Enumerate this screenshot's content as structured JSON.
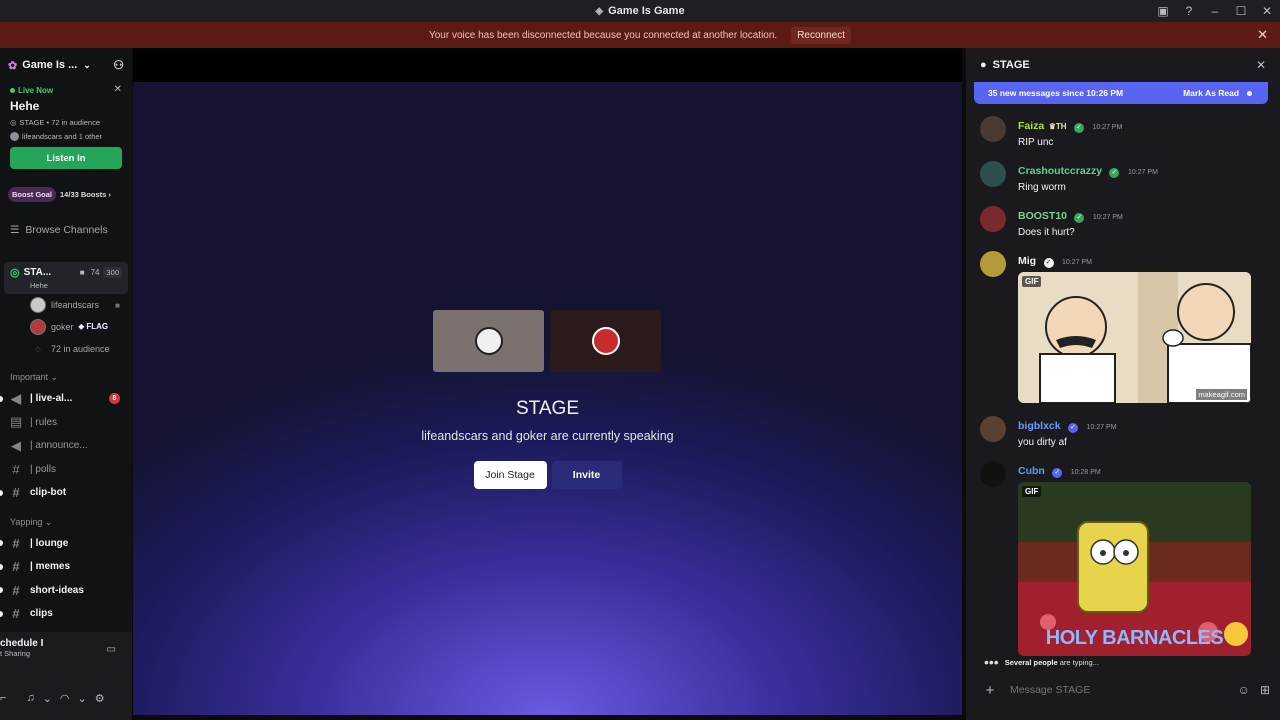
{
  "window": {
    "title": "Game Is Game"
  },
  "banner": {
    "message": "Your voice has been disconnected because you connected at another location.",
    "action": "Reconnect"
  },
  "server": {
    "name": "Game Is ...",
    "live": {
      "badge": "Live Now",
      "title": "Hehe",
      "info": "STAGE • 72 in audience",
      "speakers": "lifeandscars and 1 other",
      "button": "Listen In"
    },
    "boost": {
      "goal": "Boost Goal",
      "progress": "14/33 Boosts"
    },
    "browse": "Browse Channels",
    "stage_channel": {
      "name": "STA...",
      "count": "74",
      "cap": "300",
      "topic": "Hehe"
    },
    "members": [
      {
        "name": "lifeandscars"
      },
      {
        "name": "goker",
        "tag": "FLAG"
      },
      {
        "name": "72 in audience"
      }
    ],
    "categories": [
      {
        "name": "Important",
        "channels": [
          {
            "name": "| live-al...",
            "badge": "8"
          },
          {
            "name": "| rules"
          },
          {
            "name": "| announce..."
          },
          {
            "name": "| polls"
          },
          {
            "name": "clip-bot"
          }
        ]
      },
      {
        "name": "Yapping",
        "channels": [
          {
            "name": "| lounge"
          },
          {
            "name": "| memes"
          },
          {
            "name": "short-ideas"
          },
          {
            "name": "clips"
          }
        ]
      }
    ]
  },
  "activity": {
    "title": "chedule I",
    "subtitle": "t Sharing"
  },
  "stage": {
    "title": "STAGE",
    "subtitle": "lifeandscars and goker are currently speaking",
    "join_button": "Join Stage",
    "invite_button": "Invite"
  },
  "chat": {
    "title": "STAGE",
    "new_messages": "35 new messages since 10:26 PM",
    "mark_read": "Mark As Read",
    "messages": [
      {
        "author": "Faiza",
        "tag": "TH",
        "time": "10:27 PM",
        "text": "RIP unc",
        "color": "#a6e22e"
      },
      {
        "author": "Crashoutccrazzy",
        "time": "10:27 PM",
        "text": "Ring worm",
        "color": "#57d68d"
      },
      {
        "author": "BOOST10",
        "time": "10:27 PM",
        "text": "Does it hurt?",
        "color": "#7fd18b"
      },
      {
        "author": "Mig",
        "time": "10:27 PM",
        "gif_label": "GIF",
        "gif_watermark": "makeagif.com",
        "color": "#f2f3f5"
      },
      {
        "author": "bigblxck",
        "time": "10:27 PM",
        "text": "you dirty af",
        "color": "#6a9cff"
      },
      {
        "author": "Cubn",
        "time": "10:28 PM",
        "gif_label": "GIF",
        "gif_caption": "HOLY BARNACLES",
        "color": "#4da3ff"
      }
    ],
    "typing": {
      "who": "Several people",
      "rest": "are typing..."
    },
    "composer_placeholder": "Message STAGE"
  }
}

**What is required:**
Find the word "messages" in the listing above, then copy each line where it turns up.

**Output:**
    "new_messages": "35 new messages since 10:26 PM",
    "messages": [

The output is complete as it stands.